◆ **Activity**:
Repeat the records below verbatim and include no pictures.

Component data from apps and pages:

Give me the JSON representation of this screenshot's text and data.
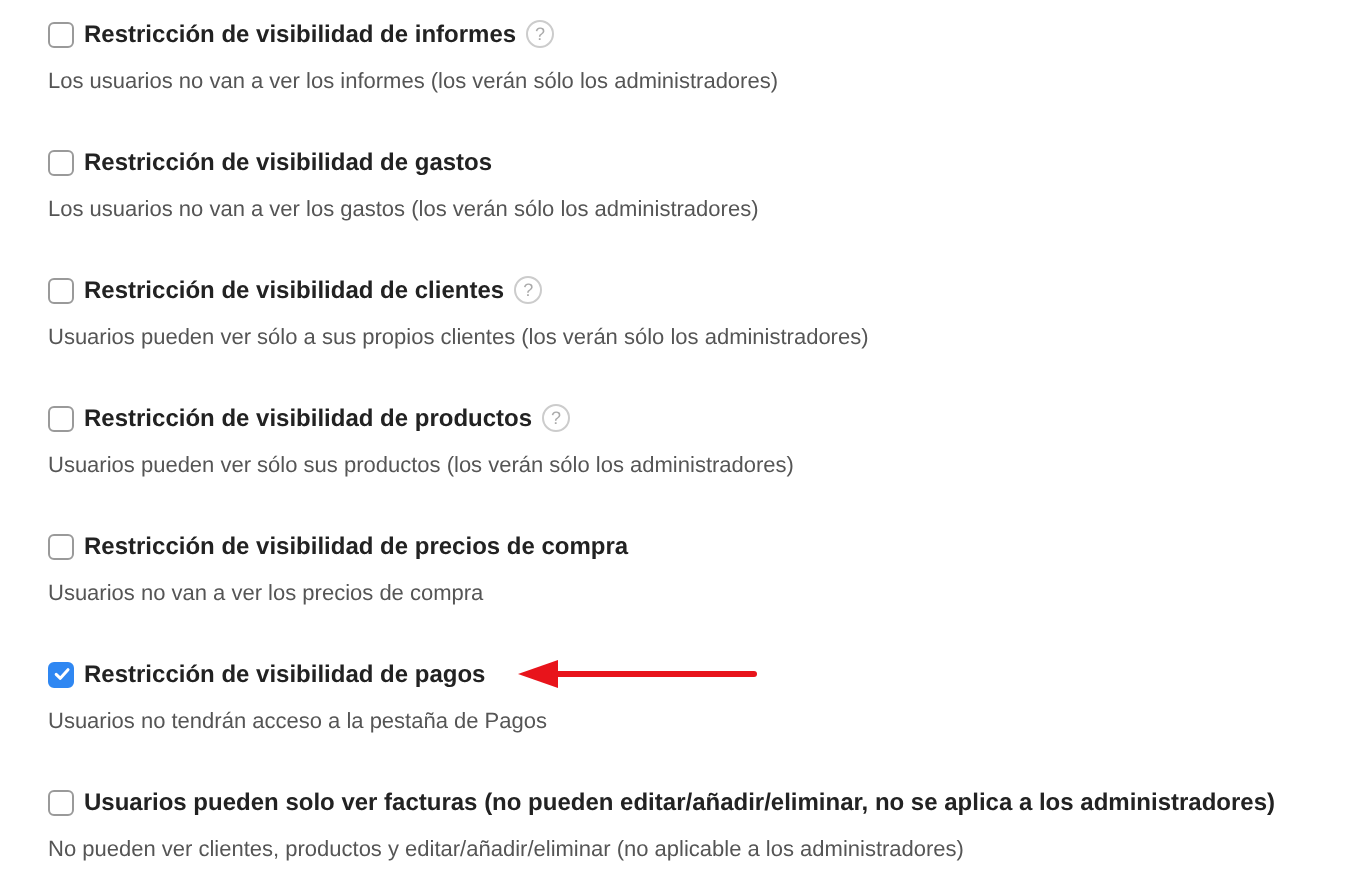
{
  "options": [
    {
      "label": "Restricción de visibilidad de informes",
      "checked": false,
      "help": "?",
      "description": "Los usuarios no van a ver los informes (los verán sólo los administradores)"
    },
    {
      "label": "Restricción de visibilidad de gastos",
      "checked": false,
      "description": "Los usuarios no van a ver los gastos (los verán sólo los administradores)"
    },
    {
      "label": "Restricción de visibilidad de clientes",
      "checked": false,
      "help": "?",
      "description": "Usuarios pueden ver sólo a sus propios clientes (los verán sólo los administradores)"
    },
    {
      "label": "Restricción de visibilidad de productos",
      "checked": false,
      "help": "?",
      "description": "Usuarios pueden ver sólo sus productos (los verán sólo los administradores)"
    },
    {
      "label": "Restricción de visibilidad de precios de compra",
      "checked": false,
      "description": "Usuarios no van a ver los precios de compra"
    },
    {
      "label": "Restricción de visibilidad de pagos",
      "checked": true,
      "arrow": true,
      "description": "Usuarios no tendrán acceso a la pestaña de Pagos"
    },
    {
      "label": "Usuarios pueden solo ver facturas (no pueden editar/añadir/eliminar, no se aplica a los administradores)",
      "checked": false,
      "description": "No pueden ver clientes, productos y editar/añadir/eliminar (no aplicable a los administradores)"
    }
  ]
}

◆ **Your solution**:
Give me the JSON representation of this screenshot's text and data.
{
  "options": [
    {
      "label": "Restricción de visibilidad de informes",
      "checked": false,
      "help": "?",
      "description": "Los usuarios no van a ver los informes (los verán sólo los administradores)"
    },
    {
      "label": "Restricción de visibilidad de gastos",
      "checked": false,
      "description": "Los usuarios no van a ver los gastos (los verán sólo los administradores)"
    },
    {
      "label": "Restricción de visibilidad de clientes",
      "checked": false,
      "help": "?",
      "description": "Usuarios pueden ver sólo a sus propios clientes (los verán sólo los administradores)"
    },
    {
      "label": "Restricción de visibilidad de productos",
      "checked": false,
      "help": "?",
      "description": "Usuarios pueden ver sólo sus productos (los verán sólo los administradores)"
    },
    {
      "label": "Restricción de visibilidad de precios de compra",
      "checked": false,
      "description": "Usuarios no van a ver los precios de compra"
    },
    {
      "label": "Restricción de visibilidad de pagos",
      "checked": true,
      "arrow": true,
      "description": "Usuarios no tendrán acceso a la pestaña de Pagos"
    },
    {
      "label": "Usuarios pueden solo ver facturas (no pueden editar/añadir/eliminar, no se aplica a los administradores)",
      "checked": false,
      "description": "No pueden ver clientes, productos y editar/añadir/eliminar (no aplicable a los administradores)"
    }
  ]
}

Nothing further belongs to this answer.